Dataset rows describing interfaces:
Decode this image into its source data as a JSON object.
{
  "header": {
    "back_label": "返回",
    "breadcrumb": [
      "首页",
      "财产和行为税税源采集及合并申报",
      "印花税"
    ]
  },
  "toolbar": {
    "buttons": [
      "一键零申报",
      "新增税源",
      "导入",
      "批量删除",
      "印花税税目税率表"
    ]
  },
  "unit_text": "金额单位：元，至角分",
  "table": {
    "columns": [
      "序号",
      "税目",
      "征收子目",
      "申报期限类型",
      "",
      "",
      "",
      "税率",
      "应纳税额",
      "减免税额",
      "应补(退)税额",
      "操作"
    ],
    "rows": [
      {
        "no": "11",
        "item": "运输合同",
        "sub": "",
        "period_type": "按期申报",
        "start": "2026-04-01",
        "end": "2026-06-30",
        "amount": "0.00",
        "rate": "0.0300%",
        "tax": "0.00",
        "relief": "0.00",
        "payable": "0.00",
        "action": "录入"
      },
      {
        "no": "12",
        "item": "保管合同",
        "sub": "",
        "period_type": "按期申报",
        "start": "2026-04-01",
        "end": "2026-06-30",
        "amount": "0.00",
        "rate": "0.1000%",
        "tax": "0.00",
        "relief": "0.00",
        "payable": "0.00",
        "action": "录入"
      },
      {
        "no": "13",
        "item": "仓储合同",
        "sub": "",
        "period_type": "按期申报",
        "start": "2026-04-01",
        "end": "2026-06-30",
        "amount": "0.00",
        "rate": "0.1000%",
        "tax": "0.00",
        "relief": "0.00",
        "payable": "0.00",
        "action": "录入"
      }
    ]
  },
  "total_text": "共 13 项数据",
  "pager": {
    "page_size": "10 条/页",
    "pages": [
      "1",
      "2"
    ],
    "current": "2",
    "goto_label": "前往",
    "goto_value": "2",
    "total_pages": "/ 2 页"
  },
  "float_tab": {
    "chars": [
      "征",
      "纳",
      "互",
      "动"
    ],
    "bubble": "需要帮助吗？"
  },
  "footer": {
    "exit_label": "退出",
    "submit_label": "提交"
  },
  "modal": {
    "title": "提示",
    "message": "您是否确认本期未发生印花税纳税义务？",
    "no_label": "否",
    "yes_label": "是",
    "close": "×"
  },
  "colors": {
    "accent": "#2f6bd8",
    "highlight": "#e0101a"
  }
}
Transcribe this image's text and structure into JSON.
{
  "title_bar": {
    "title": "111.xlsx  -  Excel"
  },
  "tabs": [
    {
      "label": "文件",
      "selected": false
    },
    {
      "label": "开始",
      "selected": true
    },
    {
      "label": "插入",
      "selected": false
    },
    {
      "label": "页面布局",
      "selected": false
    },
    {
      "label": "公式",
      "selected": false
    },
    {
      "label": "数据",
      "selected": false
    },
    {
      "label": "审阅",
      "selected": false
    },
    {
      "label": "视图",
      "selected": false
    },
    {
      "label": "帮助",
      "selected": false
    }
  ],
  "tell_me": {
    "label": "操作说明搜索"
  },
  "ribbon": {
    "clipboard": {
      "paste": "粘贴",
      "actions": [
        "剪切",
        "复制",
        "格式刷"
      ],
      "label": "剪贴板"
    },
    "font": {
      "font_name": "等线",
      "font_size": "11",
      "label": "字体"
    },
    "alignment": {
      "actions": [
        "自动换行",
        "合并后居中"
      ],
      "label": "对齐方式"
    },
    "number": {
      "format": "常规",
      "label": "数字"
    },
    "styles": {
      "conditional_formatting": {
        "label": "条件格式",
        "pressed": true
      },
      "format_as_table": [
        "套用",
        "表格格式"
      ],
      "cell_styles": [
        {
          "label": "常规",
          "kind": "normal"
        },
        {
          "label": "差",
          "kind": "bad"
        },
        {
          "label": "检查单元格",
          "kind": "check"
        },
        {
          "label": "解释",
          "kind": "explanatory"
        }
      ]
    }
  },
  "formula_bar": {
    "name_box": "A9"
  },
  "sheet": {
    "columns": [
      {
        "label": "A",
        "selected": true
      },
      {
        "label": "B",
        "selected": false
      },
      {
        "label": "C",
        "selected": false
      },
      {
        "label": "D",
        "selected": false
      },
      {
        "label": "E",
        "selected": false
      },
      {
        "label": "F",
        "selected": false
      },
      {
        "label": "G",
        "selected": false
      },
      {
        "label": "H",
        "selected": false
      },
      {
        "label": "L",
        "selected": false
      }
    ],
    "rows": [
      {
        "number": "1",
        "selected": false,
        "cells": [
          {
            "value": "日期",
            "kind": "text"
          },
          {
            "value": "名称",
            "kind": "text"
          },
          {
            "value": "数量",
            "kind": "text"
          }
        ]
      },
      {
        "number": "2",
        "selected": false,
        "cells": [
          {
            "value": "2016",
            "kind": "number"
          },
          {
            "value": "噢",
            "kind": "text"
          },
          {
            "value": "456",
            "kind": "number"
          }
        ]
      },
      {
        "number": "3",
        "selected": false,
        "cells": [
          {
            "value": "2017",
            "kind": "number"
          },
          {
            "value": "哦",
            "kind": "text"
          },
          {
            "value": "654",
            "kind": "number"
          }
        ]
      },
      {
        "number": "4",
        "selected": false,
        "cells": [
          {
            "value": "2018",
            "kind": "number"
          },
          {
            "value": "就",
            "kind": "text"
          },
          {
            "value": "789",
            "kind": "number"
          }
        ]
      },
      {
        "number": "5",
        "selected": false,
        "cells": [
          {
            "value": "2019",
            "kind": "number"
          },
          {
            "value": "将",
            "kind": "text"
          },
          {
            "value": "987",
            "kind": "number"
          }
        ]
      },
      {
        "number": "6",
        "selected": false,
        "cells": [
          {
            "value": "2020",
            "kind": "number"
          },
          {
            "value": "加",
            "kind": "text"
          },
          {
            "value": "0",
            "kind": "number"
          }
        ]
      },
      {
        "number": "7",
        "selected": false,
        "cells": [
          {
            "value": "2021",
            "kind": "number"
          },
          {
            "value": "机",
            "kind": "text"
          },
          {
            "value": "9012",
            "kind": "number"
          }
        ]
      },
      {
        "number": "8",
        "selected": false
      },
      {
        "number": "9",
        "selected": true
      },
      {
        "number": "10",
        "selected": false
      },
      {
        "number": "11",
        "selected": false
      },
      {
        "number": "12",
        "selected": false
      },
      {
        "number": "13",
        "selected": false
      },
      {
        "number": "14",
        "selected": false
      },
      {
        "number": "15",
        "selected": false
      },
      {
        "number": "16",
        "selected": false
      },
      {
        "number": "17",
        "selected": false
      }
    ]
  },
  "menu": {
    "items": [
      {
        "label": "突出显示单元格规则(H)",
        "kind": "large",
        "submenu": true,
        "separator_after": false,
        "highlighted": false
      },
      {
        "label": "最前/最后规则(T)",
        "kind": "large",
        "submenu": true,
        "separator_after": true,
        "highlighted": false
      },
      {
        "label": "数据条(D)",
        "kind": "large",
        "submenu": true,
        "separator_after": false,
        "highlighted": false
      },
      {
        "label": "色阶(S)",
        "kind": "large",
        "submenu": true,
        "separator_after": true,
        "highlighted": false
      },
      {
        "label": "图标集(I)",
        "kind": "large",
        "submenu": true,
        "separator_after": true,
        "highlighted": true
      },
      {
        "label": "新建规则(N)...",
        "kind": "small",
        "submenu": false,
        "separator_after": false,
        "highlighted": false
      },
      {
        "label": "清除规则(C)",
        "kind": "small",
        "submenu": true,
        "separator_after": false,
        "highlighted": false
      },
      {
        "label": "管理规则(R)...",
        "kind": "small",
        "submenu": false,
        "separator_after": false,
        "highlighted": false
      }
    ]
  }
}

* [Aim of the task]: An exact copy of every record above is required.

* [Your response]:
Decode this image into its source data as a JSON object.
{
  "header": {
    "back_label": "返回",
    "breadcrumb": [
      "首页",
      "财产和行为税税源采集及合并申报",
      "印花税"
    ]
  },
  "toolbar": {
    "buttons": [
      "一键零申报",
      "新增税源",
      "导入",
      "批量删除",
      "印花税税目税率表"
    ]
  },
  "unit_text": "金额单位：元，至角分",
  "table": {
    "columns": [
      "序号",
      "税目",
      "征收子目",
      "申报期限类型",
      "",
      "",
      "",
      "税率",
      "应纳税额",
      "减免税额",
      "应补(退)税额",
      "操作"
    ],
    "rows": [
      {
        "no": "11",
        "item": "运输合同",
        "sub": "",
        "period_type": "按期申报",
        "start": "2026-04-01",
        "end": "2026-06-30",
        "amount": "0.00",
        "rate": "0.0300%",
        "tax": "0.00",
        "relief": "0.00",
        "payable": "0.00",
        "action": "录入"
      },
      {
        "no": "12",
        "item": "保管合同",
        "sub": "",
        "period_type": "按期申报",
        "start": "2026-04-01",
        "end": "2026-06-30",
        "amount": "0.00",
        "rate": "0.1000%",
        "tax": "0.00",
        "relief": "0.00",
        "payable": "0.00",
        "action": "录入"
      },
      {
        "no": "13",
        "item": "仓储合同",
        "sub": "",
        "period_type": "按期申报",
        "start": "2026-04-01",
        "end": "2026-06-30",
        "amount": "0.00",
        "rate": "0.1000%",
        "tax": "0.00",
        "relief": "0.00",
        "payable": "0.00",
        "action": "录入"
      }
    ]
  },
  "total_text": "共 13 项数据",
  "pager": {
    "page_size": "10 条/页",
    "pages": [
      "1",
      "2"
    ],
    "current": "2",
    "goto_label": "前往",
    "goto_value": "2",
    "total_pages": "/ 2 页"
  },
  "float_tab": {
    "chars": [
      "征",
      "纳",
      "互",
      "动"
    ],
    "bubble": "需要帮助吗？"
  },
  "footer": {
    "exit_label": "退出",
    "submit_label": "提交"
  },
  "modal": {
    "title": "提示",
    "message": "您是否确认本期未发生印花税纳税义务？",
    "no_label": "否",
    "yes_label": "是",
    "close": "×"
  },
  "colors": {
    "accent": "#2f6bd8",
    "highlight": "#e0101a"
  }
}
Transcribe this image's text and structure into JSON.
{
  "title_bar": {
    "title": "111.xlsx  -  Excel"
  },
  "tabs": [
    {
      "label": "文件",
      "selected": false
    },
    {
      "label": "开始",
      "selected": true
    },
    {
      "label": "插入",
      "selected": false
    },
    {
      "label": "页面布局",
      "selected": false
    },
    {
      "label": "公式",
      "selected": false
    },
    {
      "label": "数据",
      "selected": false
    },
    {
      "label": "审阅",
      "selected": false
    },
    {
      "label": "视图",
      "selected": false
    },
    {
      "label": "帮助",
      "selected": false
    }
  ],
  "tell_me": {
    "label": "操作说明搜索"
  },
  "ribbon": {
    "clipboard": {
      "paste": "粘贴",
      "actions": [
        "剪切",
        "复制",
        "格式刷"
      ],
      "label": "剪贴板"
    },
    "font": {
      "font_name": "等线",
      "font_size": "11",
      "label": "字体"
    },
    "alignment": {
      "actions": [
        "自动换行",
        "合并后居中"
      ],
      "label": "对齐方式"
    },
    "number": {
      "format": "常规",
      "label": "数字"
    },
    "styles": {
      "conditional_formatting": {
        "label": "条件格式",
        "pressed": true
      },
      "format_as_table": [
        "套用",
        "表格格式"
      ],
      "cell_styles": [
        {
          "label": "常规",
          "kind": "normal"
        },
        {
          "label": "差",
          "kind": "bad"
        },
        {
          "label": "检查单元格",
          "kind": "check"
        },
        {
          "label": "解释",
          "kind": "explanatory"
        }
      ]
    }
  },
  "formula_bar": {
    "name_box": "A9"
  },
  "sheet": {
    "columns": [
      {
        "label": "A",
        "selected": true
      },
      {
        "label": "B",
        "selected": false
      },
      {
        "label": "C",
        "selected": false
      },
      {
        "label": "D",
        "selected": false
      },
      {
        "label": "E",
        "selected": false
      },
      {
        "label": "F",
        "selected": false
      },
      {
        "label": "G",
        "selected": false
      },
      {
        "label": "H",
        "selected": false
      },
      {
        "label": "L",
        "selected": false
      }
    ],
    "rows": [
      {
        "number": "1",
        "selected": false,
        "cells": [
          {
            "value": "日期",
            "kind": "text"
          },
          {
            "value": "名称",
            "kind": "text"
          },
          {
            "value": "数量",
            "kind": "text"
          }
        ]
      },
      {
        "number": "2",
        "selected": false,
        "cells": [
          {
            "value": "2016",
            "kind": "number"
          },
          {
            "value": "噢",
            "kind": "text"
          },
          {
            "value": "456",
            "kind": "number"
          }
        ]
      },
      {
        "number": "3",
        "selected": false,
        "cells": [
          {
            "value": "2017",
            "kind": "number"
          },
          {
            "value": "哦",
            "kind": "text"
          },
          {
            "value": "654",
            "kind": "number"
          }
        ]
      },
      {
        "number": "4",
        "selected": false,
        "cells": [
          {
            "value": "2018",
            "kind": "number"
          },
          {
            "value": "就",
            "kind": "text"
          },
          {
            "value": "789",
            "kind": "number"
          }
        ]
      },
      {
        "number": "5",
        "selected": false,
        "cells": [
          {
            "value": "2019",
            "kind": "number"
          },
          {
            "value": "将",
            "kind": "text"
          },
          {
            "value": "987",
            "kind": "number"
          }
        ]
      },
      {
        "number": "6",
        "selected": false,
        "cells": [
          {
            "value": "2020",
            "kind": "number"
          },
          {
            "value": "加",
            "kind": "text"
          },
          {
            "value": "0",
            "kind": "number"
          }
        ]
      },
      {
        "number": "7",
        "selected": false,
        "cells": [
          {
            "value": "2021",
            "kind": "number"
          },
          {
            "value": "机",
            "kind": "text"
          },
          {
            "value": "9012",
            "kind": "number"
          }
        ]
      },
      {
        "number": "8",
        "selected": false
      },
      {
        "number": "9",
        "selected": true
      },
      {
        "number": "10",
        "selected": false
      },
      {
        "number": "11",
        "selected": false
      },
      {
        "number": "12",
        "selected": false
      },
      {
        "number": "13",
        "selected": false
      },
      {
        "number": "14",
        "selected": false
      },
      {
        "number": "15",
        "selected": false
      },
      {
        "number": "16",
        "selected": false
      },
      {
        "number": "17",
        "selected": false
      }
    ]
  },
  "menu": {
    "items": [
      {
        "label": "突出显示单元格规则(H)",
        "kind": "large",
        "submenu": true,
        "separator_after": false,
        "highlighted": false
      },
      {
        "label": "最前/最后规则(T)",
        "kind": "large",
        "submenu": true,
        "separator_after": true,
        "highlighted": false
      },
      {
        "label": "数据条(D)",
        "kind": "large",
        "submenu": true,
        "separator_after": false,
        "highlighted": false
      },
      {
        "label": "色阶(S)",
        "kind": "large",
        "submenu": true,
        "separator_after": true,
        "highlighted": false
      },
      {
        "label": "图标集(I)",
        "kind": "large",
        "submenu": true,
        "separator_after": true,
        "highlighted": true
      },
      {
        "label": "新建规则(N)...",
        "kind": "small",
        "submenu": false,
        "separator_after": false,
        "highlighted": false
      },
      {
        "label": "清除规则(C)",
        "kind": "small",
        "submenu": true,
        "separator_after": false,
        "highlighted": false
      },
      {
        "label": "管理规则(R)...",
        "kind": "small",
        "submenu": false,
        "separator_after": false,
        "highlighted": false
      }
    ]
  }
}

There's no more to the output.